Spain suffered its deadliest day since the outbreak of the coronavirus and Britain’s Prince of Wales became the latest high-profile infection of a pandemic that has infiltrated all walks of life and paralyzed a continent.
From Rome to London, across borders and seas, millions are now largely confined to their homes and economies are crippled. But there are precious few signs that governments have the highly-infectious disease under control, even with billions promised in rescue and aid.
Health authorities in Germany, the continent’s economic motor, warned somberly that this is just the beginning of the crisis. Hospitals in Italy and Spain are overloaded and doctors are making painful decisions on which patients to prioritize.
The latest numbers from Spain made grim reading. The total number of fatalities surged by 738 to 3,434 and the number of confirmed cases jumped to 47,610. Italy had its second-deadliest day Tuesday, dashing hopes the death toll is declining.

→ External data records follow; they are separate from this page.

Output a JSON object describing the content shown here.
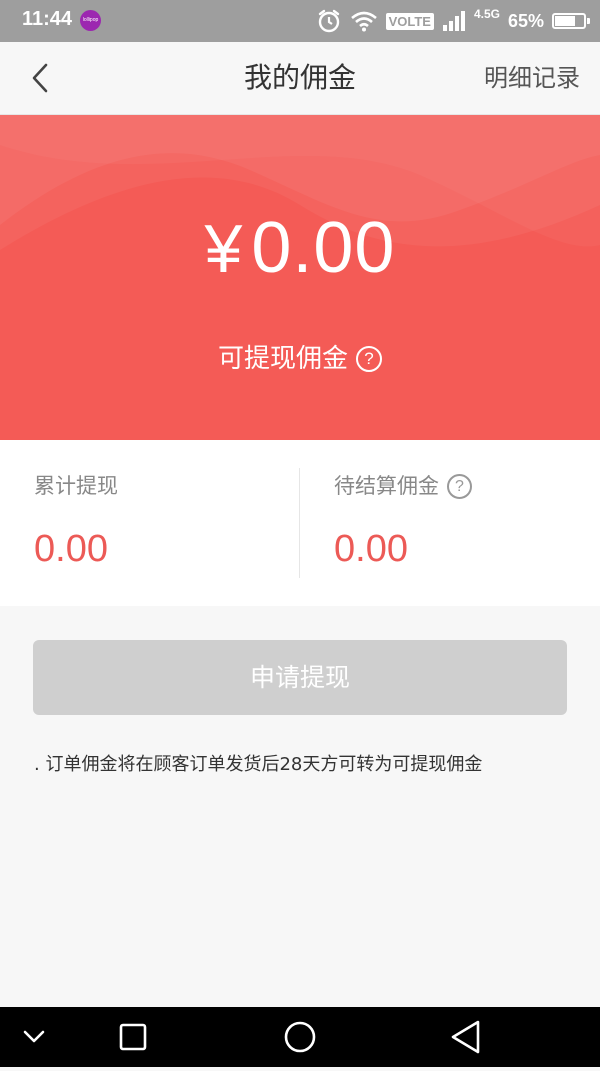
{
  "status_bar": {
    "time": "11:44",
    "app_badge": "lollipop",
    "volte": "VOLTE",
    "network": "4.5G",
    "battery_percent": "65%",
    "battery_level": 0.65,
    "icons": [
      "alarm-icon",
      "wifi-icon",
      "signal-icon",
      "battery-icon"
    ]
  },
  "header": {
    "back_icon": "chevron-left-icon",
    "title": "我的佣金",
    "detail_link": "明细记录"
  },
  "banner": {
    "currency": "¥",
    "amount": "0.00",
    "label": "可提现佣金",
    "help_icon": "question-circle-icon",
    "help_glyph": "?",
    "color": "#f45b56"
  },
  "stats": [
    {
      "label": "累计提现",
      "value": "0.00"
    },
    {
      "label": "待结算佣金",
      "value": "0.00",
      "help_glyph": "?"
    }
  ],
  "apply_button": {
    "label": "申请提现",
    "enabled": false
  },
  "note": ". 订单佣金将在顾客订单发货后28天方可转为可提现佣金",
  "nav_bar": {
    "icons": [
      "collapse-chevron-icon",
      "recents-square-icon",
      "home-circle-icon",
      "back-triangle-icon"
    ]
  },
  "colors": {
    "accent_red": "#f45b56",
    "value_red": "#ec5a56",
    "disabled_button": "#cfcfcf"
  }
}
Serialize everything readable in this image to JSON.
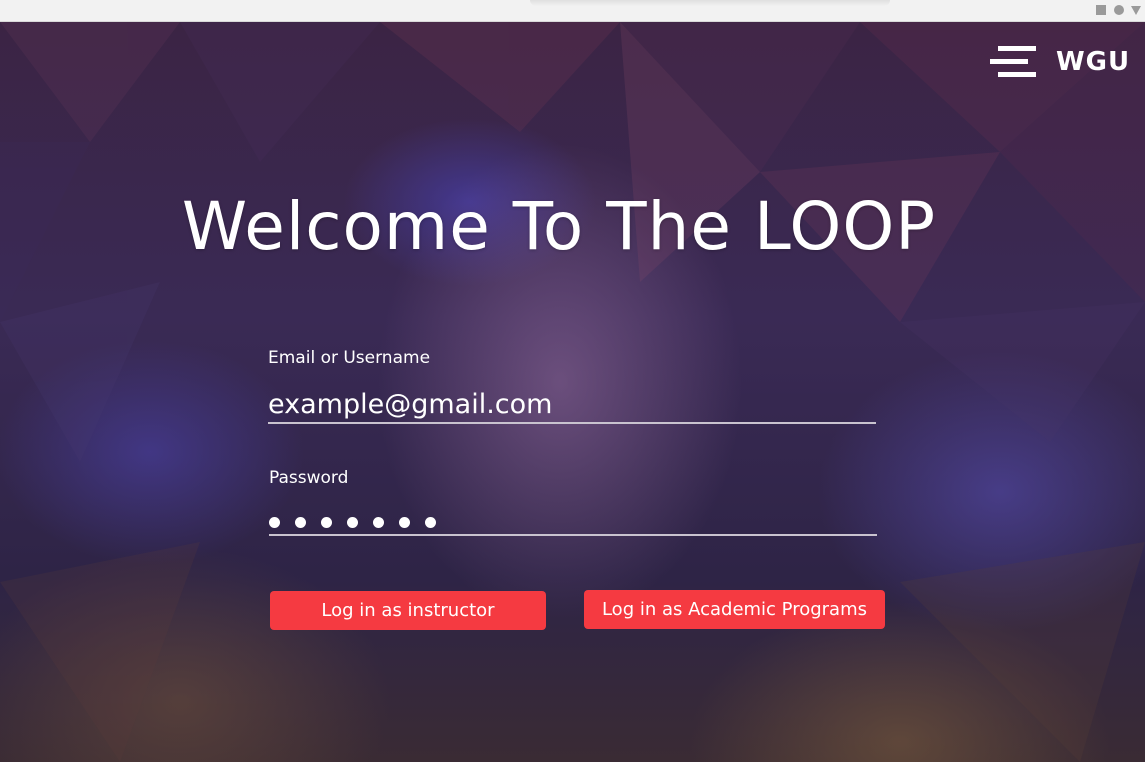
{
  "window": {
    "controls": [
      "square-icon",
      "circle-icon",
      "triangle-down-icon"
    ]
  },
  "brand": {
    "logo_text": "WGU",
    "logo_icon": "wgu-bars-icon"
  },
  "page": {
    "title": "Welcome To The LOOP"
  },
  "login": {
    "email_label": "Email or Username",
    "email_value": "example@gmail.com",
    "password_label": "Password",
    "password_masked_count": 7,
    "buttons": {
      "instructor": "Log in as instructor",
      "academic": "Log in as Academic Programs"
    }
  },
  "colors": {
    "accent": "#f53a41",
    "text": "#ffffff",
    "underline": "#c9c3cf"
  }
}
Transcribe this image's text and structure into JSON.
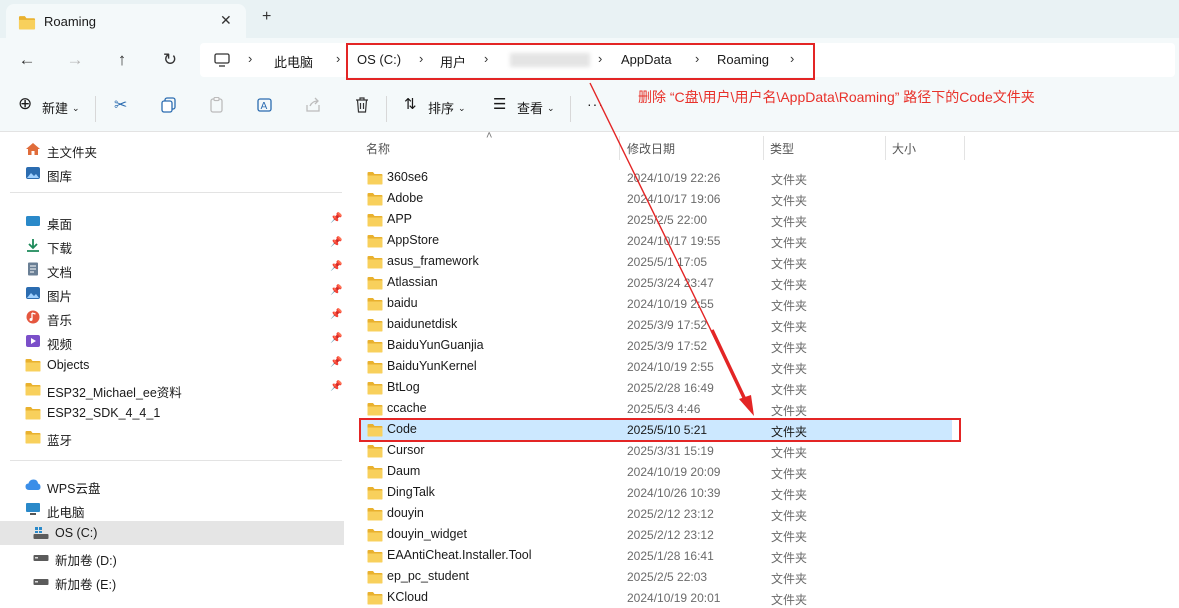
{
  "window": {
    "tab_title": "Roaming",
    "close_glyph": "✕",
    "new_tab_glyph": "+"
  },
  "nav": {
    "back": "←",
    "forward": "→",
    "up": "↑",
    "refresh": "↻"
  },
  "breadcrumbs": [
    "此电脑",
    "OS (C:)",
    "用户",
    "AppData",
    "Roaming"
  ],
  "toolbar": {
    "new_label": "新建",
    "sort_label": "排序",
    "view_label": "查看",
    "more_glyph": "···"
  },
  "annotation": "删除 “C盘\\用户\\用户名\\AppData\\Roaming” 路径下的Code文件夹",
  "sidebar": {
    "home": "主文件夹",
    "gallery": "图库",
    "pinned": [
      "桌面",
      "下载",
      "文档",
      "图片",
      "音乐",
      "视频",
      "Objects"
    ],
    "folders": [
      "ESP32_Michael_ee资料",
      "ESP32_SDK_4_4_1",
      "蓝牙"
    ],
    "cloud": "WPS云盘",
    "pc": "此电脑",
    "drives": [
      "OS (C:)",
      "新加卷 (D:)",
      "新加卷 (E:)"
    ]
  },
  "columns": {
    "name": "名称",
    "date": "修改日期",
    "type": "类型",
    "size": "大小"
  },
  "files": [
    {
      "name": "360se6",
      "date": "2024/10/19 22:26",
      "type": "文件夹"
    },
    {
      "name": "Adobe",
      "date": "2024/10/17 19:06",
      "type": "文件夹"
    },
    {
      "name": "APP",
      "date": "2025/2/5 22:00",
      "type": "文件夹"
    },
    {
      "name": "AppStore",
      "date": "2024/10/17 19:55",
      "type": "文件夹"
    },
    {
      "name": "asus_framework",
      "date": "2025/5/1 17:05",
      "type": "文件夹"
    },
    {
      "name": "Atlassian",
      "date": "2025/3/24 23:47",
      "type": "文件夹"
    },
    {
      "name": "baidu",
      "date": "2024/10/19 2:55",
      "type": "文件夹"
    },
    {
      "name": "baidunetdisk",
      "date": "2025/3/9 17:52",
      "type": "文件夹"
    },
    {
      "name": "BaiduYunGuanjia",
      "date": "2025/3/9 17:52",
      "type": "文件夹"
    },
    {
      "name": "BaiduYunKernel",
      "date": "2024/10/19 2:55",
      "type": "文件夹"
    },
    {
      "name": "BtLog",
      "date": "2025/2/28 16:49",
      "type": "文件夹"
    },
    {
      "name": "ccache",
      "date": "2025/5/3 4:46",
      "type": "文件夹"
    },
    {
      "name": "Code",
      "date": "2025/5/10 5:21",
      "type": "文件夹"
    },
    {
      "name": "Cursor",
      "date": "2025/3/31 15:19",
      "type": "文件夹"
    },
    {
      "name": "Daum",
      "date": "2024/10/19 20:09",
      "type": "文件夹"
    },
    {
      "name": "DingTalk",
      "date": "2024/10/26 10:39",
      "type": "文件夹"
    },
    {
      "name": "douyin",
      "date": "2025/2/12 23:12",
      "type": "文件夹"
    },
    {
      "name": "douyin_widget",
      "date": "2025/2/12 23:12",
      "type": "文件夹"
    },
    {
      "name": "EAAntiCheat.Installer.Tool",
      "date": "2025/1/28 16:41",
      "type": "文件夹"
    },
    {
      "name": "ep_pc_student",
      "date": "2025/2/5 22:03",
      "type": "文件夹"
    },
    {
      "name": "KCloud",
      "date": "2024/10/19 20:01",
      "type": "文件夹"
    }
  ],
  "colors": {
    "annotation_red": "#e8312a",
    "selection": "#cce8ff",
    "folder": "#f5c443"
  }
}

In the U.K., the situation has gone from bad to worse. News that the heir to the throne has the virus is a huge blow in a country where the monarchy occupies a special place and feeds into the impression that the situation is out of control. British Prime Minister Boris Johnson’s leadership has sparked criticism for doing too little, too late as the number of cases rises at an alarming rate.
Some social media users questioned why Charles, who has mild symptoms, received a test when National Health Service doctors are not being systematically tested. Others expressed concerns about the health of Queen Elizabeth II, his mother and head of state.
Parliament could shut Wednesday night and a lockdown only ordered on Friday, way behind the rest of Europe. Charles, 71, is in the age bracket that is most vulnerable and Europe is the continent with the oldest population. Both countries have ground to a halt, with police patrolling the streets to enforce restrictions on movement.
In the past week, European Union’s chief Brexit negotiator, Michel Barnier. German Chancellor Angela Merkel have also said they are self-isolating. Leaders across the world are now talking to each other via video conference, with all summits being completely re-thought.
In Germany, which tightened lockdown measures this week, parliament is poised to unlock an historic rescue package to cushion the economic impact of the virus. The country that was a fiscal hawk is fast abandoning its iron-clad commitments to a balanced budget faced with the prospect of a recession across the continent, and the likely need to come to the rescue of Italy and other weaker economies.
At home, the mood is bleak. “I want to emphasize, as I have been doing for a long time, that we are at the beginning of the epidemic,” Robert Koch Institute President Lothar Wieler said at a news conference. Almost 33,000 patients have been confirmed with the virus in Germany, according to data from regional health authorities compiled by Bloomberg. So far, 154 have died.